  • Andrew Quinn, a seven-year veteran of Hoyer’s office, has started his own lobbying firm, whose clients include Roche, Motorola, and DuPont.
  • Joyce Rogers, another Hoyer staffer gone K Street, represents AstraZeneca, Coca-Cola, Comcast, Pfizer, Tyco, Visa, and dozens more.
  • Former Hoyer Policy Director Melissa Schulman lobbies on behalf of the American Hospital Association, DuPont, Vivendi, the American Chemistry Council, et alia.

There are others, but this list is long enough. Do you think Robert Gibbs is going to tear into Hoyer?

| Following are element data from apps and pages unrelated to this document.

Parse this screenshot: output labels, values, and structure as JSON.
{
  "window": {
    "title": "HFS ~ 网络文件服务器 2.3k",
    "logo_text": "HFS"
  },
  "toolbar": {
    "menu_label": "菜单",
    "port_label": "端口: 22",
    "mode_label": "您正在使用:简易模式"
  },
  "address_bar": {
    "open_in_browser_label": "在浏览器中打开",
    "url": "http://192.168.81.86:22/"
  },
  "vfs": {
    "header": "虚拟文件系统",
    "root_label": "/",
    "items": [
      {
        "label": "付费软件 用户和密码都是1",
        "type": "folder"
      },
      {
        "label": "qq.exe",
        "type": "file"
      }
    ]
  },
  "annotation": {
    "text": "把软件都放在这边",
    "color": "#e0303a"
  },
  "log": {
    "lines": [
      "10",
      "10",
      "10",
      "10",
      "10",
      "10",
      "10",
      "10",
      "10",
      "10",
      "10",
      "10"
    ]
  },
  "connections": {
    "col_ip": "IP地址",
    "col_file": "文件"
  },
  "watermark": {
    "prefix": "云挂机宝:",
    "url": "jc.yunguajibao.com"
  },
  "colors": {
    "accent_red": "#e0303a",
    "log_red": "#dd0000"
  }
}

Will the New York Times run a piece on Hoyer’s lobbyist friends?

The heart of that Times piece on John Boehner was that, regarding lobbyists, “Mr. Boehner’s ties seem especially deep.” After looking at this data, I wonder if things would seem different to the Times’ Eric Lipton.

If you find our journalism valuable and relevant, please consider joining our Examiner membership program.
Find out more at www.sfexaminer.com/join/

Just Posted

Man shot by police in Mission District struggled with homelessness, addiction

Mother questions whether police needed to use lethal force against her son

City supervisors move to save CCSF classes after budget cuts

San Francisco supervisors are proposing funding to restore hundreds of classes that… Continue reading

SFPD officer who delivered false testimony had prior credibility issues

New records shed light on past conduct of Officer Nicholas M. Buckley

SF approves fix to mental health crisis, but city officials still working on funding

‘Blueprint’ unanimously backed to transform homeless services

Lyft to stop accepting cash for Bay Wheels bike rentals

Renting bikeshare in San Francisco will soon only be possible by phone,… Continue reading

Most Read